An investigator hired by Tottenham Hotspur during their ill-fated bid for the Olympic Stadium was among three men charged with fraud yesterday, having allegedly illegally obtained phone records belonging to West Ham United director Karren Brady.
Howard Hill was arrested in January and charged after a 14-month investigation by the Metropolitan Police into allegations by West Ham and the Olympic Park Legacy Company that information relating to the stadium was unlawfully obtained.

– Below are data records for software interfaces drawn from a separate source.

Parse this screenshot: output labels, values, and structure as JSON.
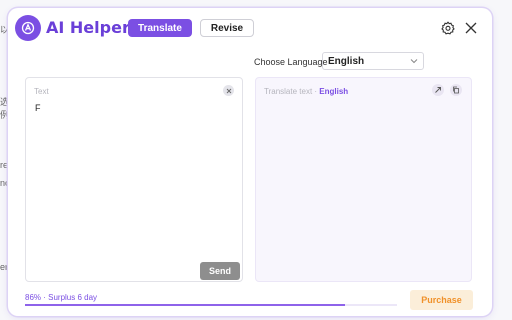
{
  "app": {
    "title": "AI Helper",
    "accent": "#7b4fe3"
  },
  "tabs": [
    {
      "label": "Translate",
      "active": true
    },
    {
      "label": "Revise",
      "active": false
    }
  ],
  "language": {
    "label": "Choose Language",
    "selected": "English"
  },
  "input": {
    "placeholder": "Text",
    "value": "F"
  },
  "send_label": "Send",
  "output": {
    "placeholder_prefix": "Translate text · ",
    "target_language": "English"
  },
  "footer": {
    "usage_text": "86% · Surplus 6 day",
    "usage_percent": 86,
    "purchase_label": "Purchase"
  },
  "background": {
    "fragments": [
      "以",
      "选",
      "例",
      "re",
      "nc",
      "lr",
      "er",
      "Jk"
    ]
  },
  "icons": {
    "logo": "app-logo-icon",
    "settings": "gear-icon",
    "close": "close-icon",
    "dropdown": "chevron-down-icon",
    "clear": "clear-icon",
    "share": "share-icon",
    "copy": "copy-icon"
  }
}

Until December last year, Hill, 58, worked for PKF, a London-based firm of forensic accountants used by Tottenham during their failed bid for the stadium. The club have always denied employing Hill or PKF to conduct any form of surveillance on their opponents in the bid or the OPLC, whose board members were to decide the stadium's future tenants. Baroness Ford, former chair of the OPLC, accused Spurs of spying on all 14 members of the board through private investigators – a claim Tottenham have always denied.
Hill, from Stockport, will appear at Westminster Magistrates Court with Richard Forrest, 30, and Lee Stewart, 39, on 28 November charged with conspiracy to commit fraud by false representation.
West Ham were chosen to take on the stadium in October last year but that deal collapsed under the threat of legal challenge. The future of the £500m stadium is still undecided. The delay in reopening it may mean it is not ready to host events until 2016, as the London Legacy Development Corporation – as the OPLC is now known – reiterated yesterday.
A final decision is expected early next month with West Ham strong favourites. But the delay was yesterday criticised by Ed Warner, chairman of UK Athletics. "This is fast becoming a Stratford farce," said Warner. "West Ham have been phenomenally patient over the last few months. I would urge those making the decision to please get on and do it."
The delay is in part due to negotiations over who will pay for conversion costs – £38m of government money is set aside but installing retractable seating and extending the roof, as well as reducing capacity from 80,000 to 60,000, is expected to require around £180m.